Blood Ties may be a remake of a French movie but it plays like the director Guillaume Canet's homage to 1970s American crime drama, shot through with references to everything from Mean Streets to The Godfather and The French Connection.
In its lesser moments, the film is overwrought and derivative but, at its best, it has a real flavour of Friedkin, Coppola and Scorsese. The performances are wildly uneven, an inevitability given that there are British, Belgian, French and American actors all playing hard-bitten New Yorkers.
Clive Owen's character, Chris, a ne'er-do-well fresh out of prison, is like an older version of Robert De Niro's Johnny Boy in Mean Streets. He has a fraught, Cain and Abel-like relationship with his brother Frank (Billy Crudup), a cop who despises his lawless ways.
Canet goes to great lengths to recreate 1970s New York. There are some raw and powerful moments here – Owen banging his head against an iron pole in a bid to curb his own violent instincts, James Caan as the boys' father telling them grim stories about their errant mother.

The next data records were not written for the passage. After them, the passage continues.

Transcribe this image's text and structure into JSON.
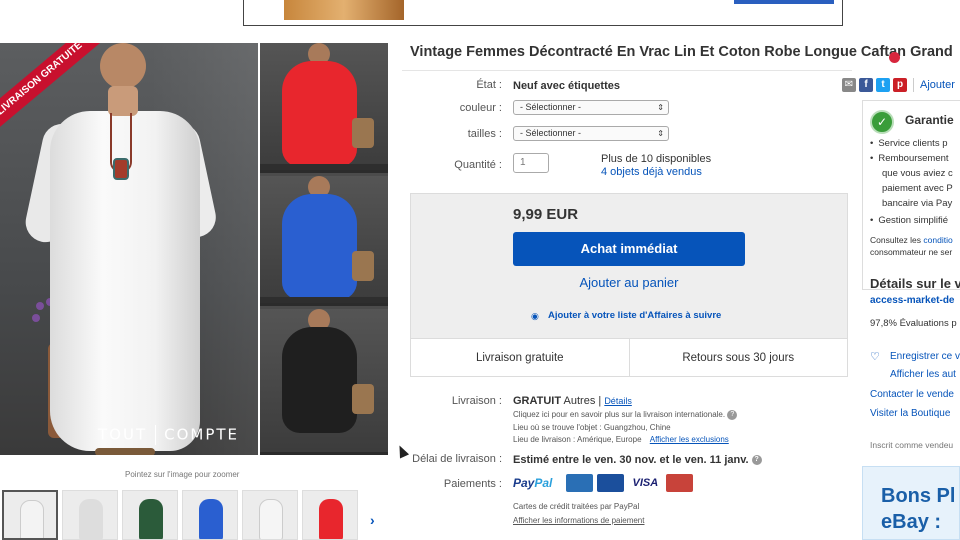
{
  "title": "Vintage Femmes Décontracté En Vrac Lin Et Coton Robe Longue Caftan Grand",
  "ribbon": "LIVRAISON GRATUITE",
  "watermark": {
    "left": "TOUT",
    "right": "COMPTE"
  },
  "zoom_hint": "Pointez sur l'image pour zoomer",
  "share": {
    "add_link": "Ajouter",
    "icons": [
      "email-icon",
      "facebook-icon",
      "twitter-icon",
      "pinterest-icon"
    ]
  },
  "fields": {
    "etat": {
      "label": "État :",
      "value": "Neuf avec étiquettes"
    },
    "couleur": {
      "label": "couleur :",
      "value": "- Sélectionner -"
    },
    "tailles": {
      "label": "tailles :",
      "value": "- Sélectionner -"
    },
    "quantite": {
      "label": "Quantité :",
      "value": "1",
      "available": "Plus de 10 disponibles",
      "sold": "4 objets déjà vendus"
    }
  },
  "price": "9,99 EUR",
  "buy_button": "Achat immédiat",
  "cart_link": "Ajouter au panier",
  "watch_link": "Ajouter à votre liste d'Affaires à suivre",
  "shipping_bar": {
    "left": "Livraison gratuite",
    "right": "Retours sous 30 jours"
  },
  "livraison": {
    "label": "Livraison :",
    "value": "GRATUIT",
    "others": "Autres |",
    "details": "Détails",
    "intl": "Cliquez ici pour en savoir plus sur la livraison internationale.",
    "location": "Lieu où se trouve l'objet : Guangzhou, Chine",
    "ship_to": "Lieu de livraison : Amérique, Europe",
    "exclusions": "Afficher les exclusions"
  },
  "delai": {
    "label": "Délai de livraison :",
    "value": "Estimé entre le ven. 30 nov. et le ven. 11 janv."
  },
  "paiements": {
    "label": "Paiements :",
    "paypal_a": "Pay",
    "paypal_b": "Pal",
    "cards_note": "Cartes de crédit traitées par PayPal",
    "details_link": "Afficher les informations de paiement",
    "card_labels": [
      "AMEX",
      "Maestro",
      "VISA",
      "MC"
    ]
  },
  "sidebar": {
    "garantie": "Garantie",
    "bullets": [
      "Service clients p",
      "Remboursement",
      "que vous aviez c",
      "paiement avec P",
      "bancaire via Pay",
      "Gestion simplifié"
    ],
    "consultez_a": "Consultez les",
    "consultez_b": "conditio",
    "consommateur": "consommateur ne ser",
    "seller_title": "Détails sur le v",
    "seller_name": "access-market-de",
    "evaluations": "97,8% Évaluations p",
    "register": "Enregistrer ce v",
    "show_other": "Afficher les aut",
    "contact": "Contacter le vende",
    "visit": "Visiter la Boutique",
    "since": "Inscrit comme vendeu",
    "bons_a": "Bons Pl",
    "bons_b": "eBay :"
  },
  "colors": {
    "accent": "#0654ba",
    "ribbon": "#c8102e",
    "variants": [
      "#e8262d",
      "#2a5fd0",
      "#1f1f1f"
    ]
  }
}
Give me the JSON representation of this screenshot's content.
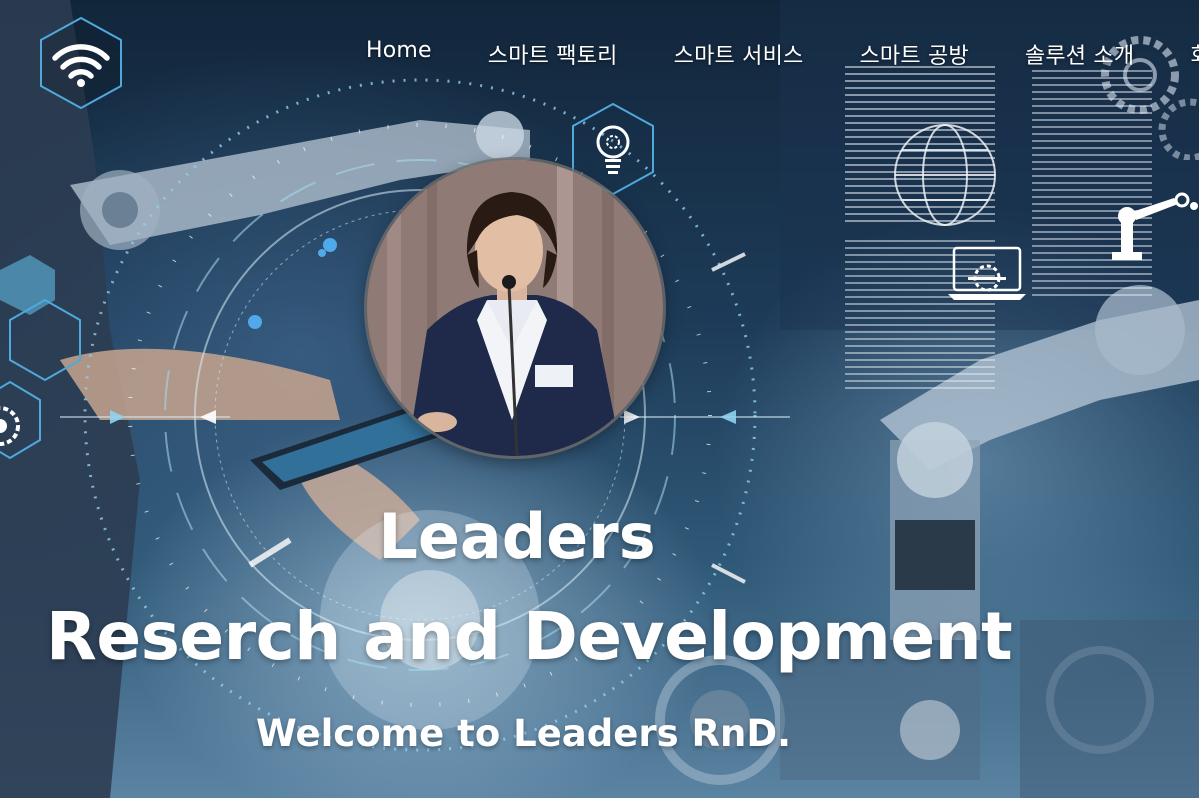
{
  "nav": {
    "items": [
      {
        "label": "Home"
      },
      {
        "label": "스마트 팩토리"
      },
      {
        "label": "스마트 서비스"
      },
      {
        "label": "스마트 공방"
      },
      {
        "label": "솔루션 소개"
      },
      {
        "label": "회"
      }
    ]
  },
  "hero": {
    "line1": "Leaders",
    "line2": "Reserch and Development",
    "subtitle": "Welcome to Leaders RnD."
  },
  "icons": {
    "logo": "wifi-icon",
    "idea": "lightbulb-gear-icon",
    "globe": "globe-icon",
    "laptop": "laptop-gear-icon",
    "robot": "robot-arm-icon",
    "portrait": "speaker-portrait"
  },
  "colors": {
    "hud_cyan": "#8fd3f0",
    "hex_outline": "#4fa9dd",
    "text": "#ffffff"
  }
}
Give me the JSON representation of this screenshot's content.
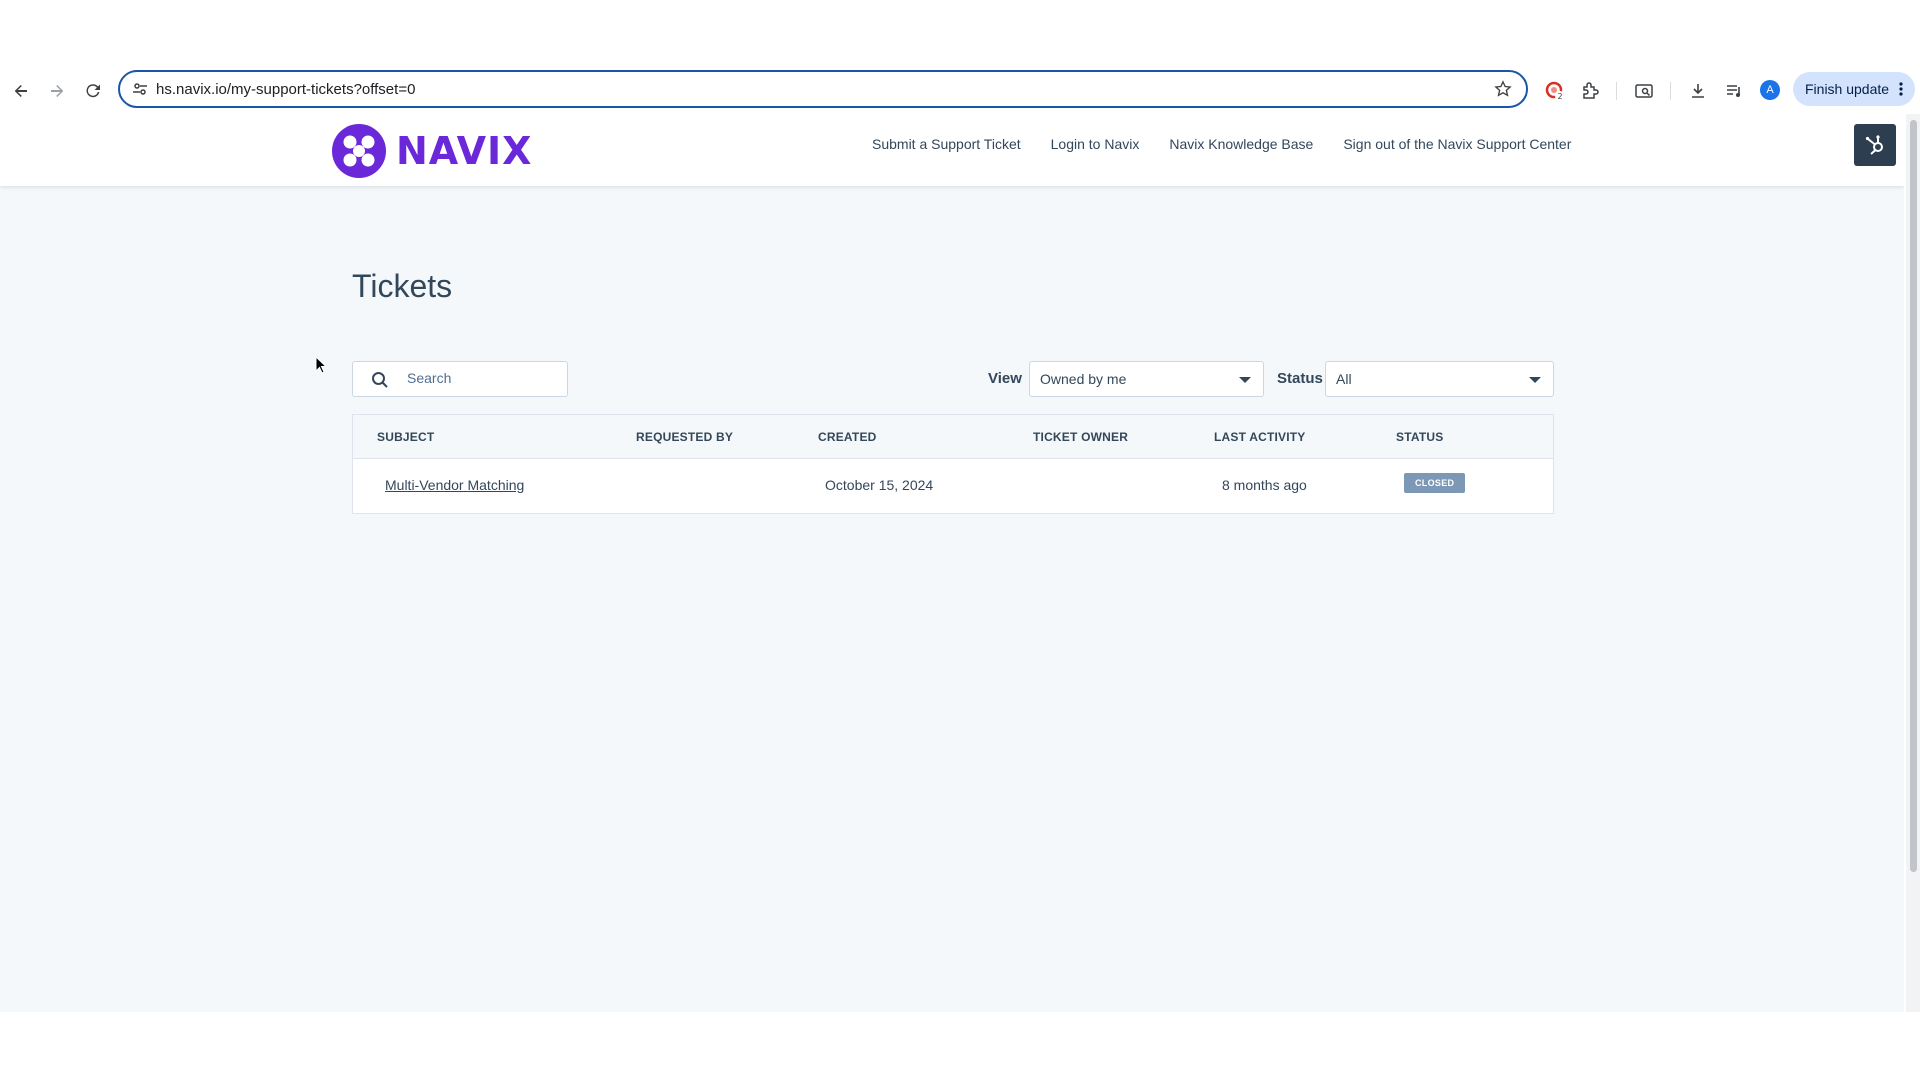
{
  "browser": {
    "url": "hs.navix.io/my-support-tickets?offset=0",
    "profile_initial": "A",
    "finish_update_label": "Finish update"
  },
  "site": {
    "logo_text": "NAVIX",
    "nav": [
      "Submit a Support Ticket",
      "Login to Navix",
      "Navix Knowledge Base",
      "Sign out of the Navix Support Center"
    ]
  },
  "page": {
    "title": "Tickets",
    "search_placeholder": "Search",
    "view_label": "View",
    "view_value": "Owned by me",
    "status_label": "Status",
    "status_value": "All"
  },
  "table": {
    "columns": [
      "SUBJECT",
      "REQUESTED BY",
      "CREATED",
      "TICKET OWNER",
      "LAST ACTIVITY",
      "STATUS"
    ],
    "rows": [
      {
        "subject": "Multi-Vendor Matching",
        "requested_by": "",
        "created": "October 15, 2024",
        "ticket_owner": "",
        "last_activity": "8 months ago",
        "status": "CLOSED"
      }
    ]
  },
  "colors": {
    "brand": "#6b28d9",
    "badge_closed": "#7c98b6",
    "omnibox_focus": "#1a56a8"
  }
}
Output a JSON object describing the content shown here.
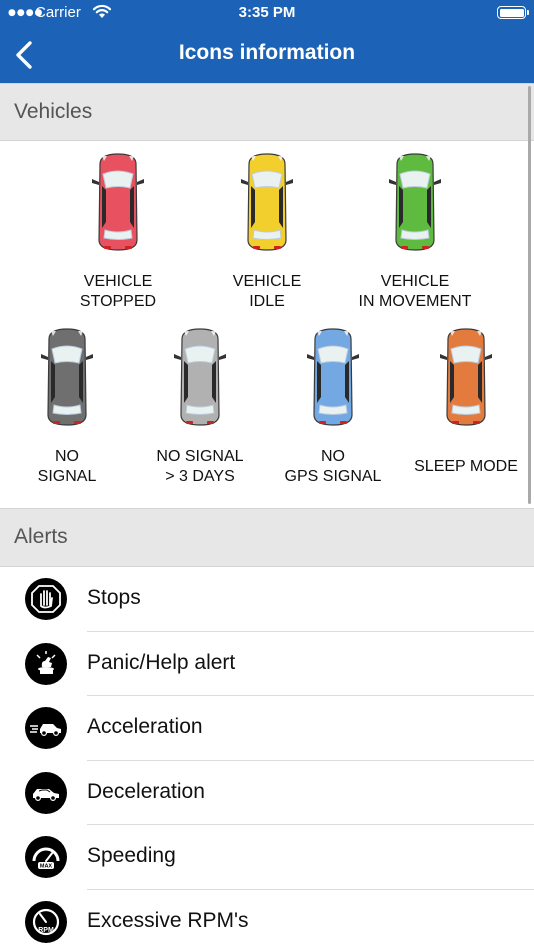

The chases and heists are staged in brutally effective fashion and some of the Method acting – especially that of Flemish star Matthias Schoenaerts – registers strongly. There are also scenes which lurch into crude, soap opera-style melodrama. Blood Ties is an uneven film but one that could well develop cult status.